Andrew Le Brun,
Director, International & Policy Division
Jersey Financial Services Commission
Tel: + 44 (0) 1534 822065
Fax: + 44 (0) 1534 82001
Notes to Editors.
1. Though SR VII was published in October 2001 – in response to events in the United States on 11 September of that year - an Interpretative Note setting out how the Recommendation should be implemented was not finalised until June 2005. The Interpretative Note requires FATF member states to implement SR VII by 1 January 2007.

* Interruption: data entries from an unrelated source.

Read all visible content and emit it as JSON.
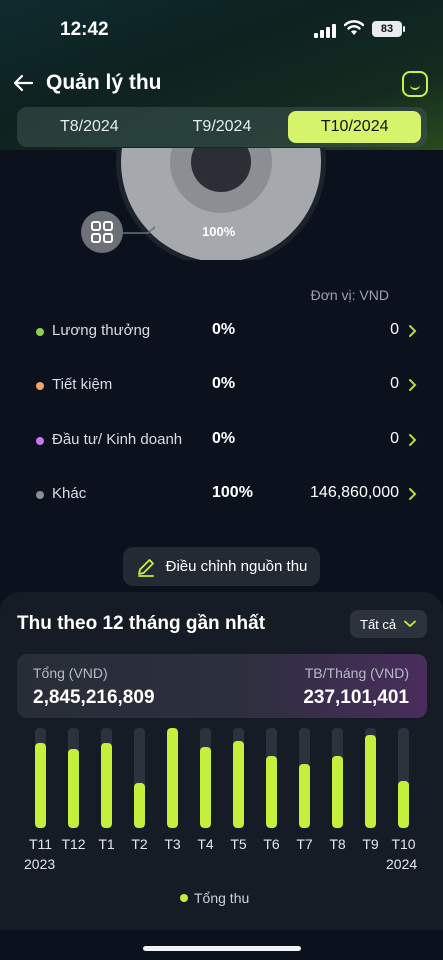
{
  "status_bar": {
    "time": "12:42",
    "battery": "83"
  },
  "header": {
    "title": "Quản lý thu"
  },
  "tabs": [
    {
      "label": "T8/2024",
      "active": false
    },
    {
      "label": "T9/2024",
      "active": false
    },
    {
      "label": "T10/2024",
      "active": true
    }
  ],
  "donut": {
    "label": "100%"
  },
  "unit_label": "Đơn vị: VND",
  "categories": [
    {
      "name": "Lương thưởng",
      "percent": "0%",
      "amount": "0",
      "color": "#8fd14f"
    },
    {
      "name": "Tiết kiệm",
      "percent": "0%",
      "amount": "0",
      "color": "#f2a56a"
    },
    {
      "name": "Đầu tư/ Kinh doanh",
      "percent": "0%",
      "amount": "0",
      "color": "#c879f0"
    },
    {
      "name": "Khác",
      "percent": "100%",
      "amount": "146,860,000",
      "color": "#8a8f95"
    }
  ],
  "adjust_button": {
    "label": "Điều chỉnh nguồn thu"
  },
  "summary": {
    "title": "Thu theo 12 tháng gần nhất",
    "filter": "Tất cả",
    "total_label": "Tổng (VND)",
    "total_value": "2,845,216,809",
    "avg_label": "TB/Tháng (VND)",
    "avg_value": "237,101,401"
  },
  "chart_data": {
    "type": "bar",
    "categories": [
      "T11",
      "T12",
      "T1",
      "T2",
      "T3",
      "T4",
      "T5",
      "T6",
      "T7",
      "T8",
      "T9",
      "T10"
    ],
    "values": [
      85,
      79,
      85,
      45,
      100,
      81,
      87,
      72,
      64,
      72,
      93,
      47
    ],
    "series": [
      {
        "name": "Tổng thu"
      }
    ],
    "year_start": "2023",
    "year_end": "2024",
    "accent": "#c5ef3d"
  }
}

2. In considering the UK’s application made under Article 17(1) of the EU Payments Regulation, the EC has requested further information (which is likely to include the draft requirements). On this basis, implementation in Jersey has been delayed – so that any changes that may be required can be incorporated into the legislation before it is lodged for debate by the States.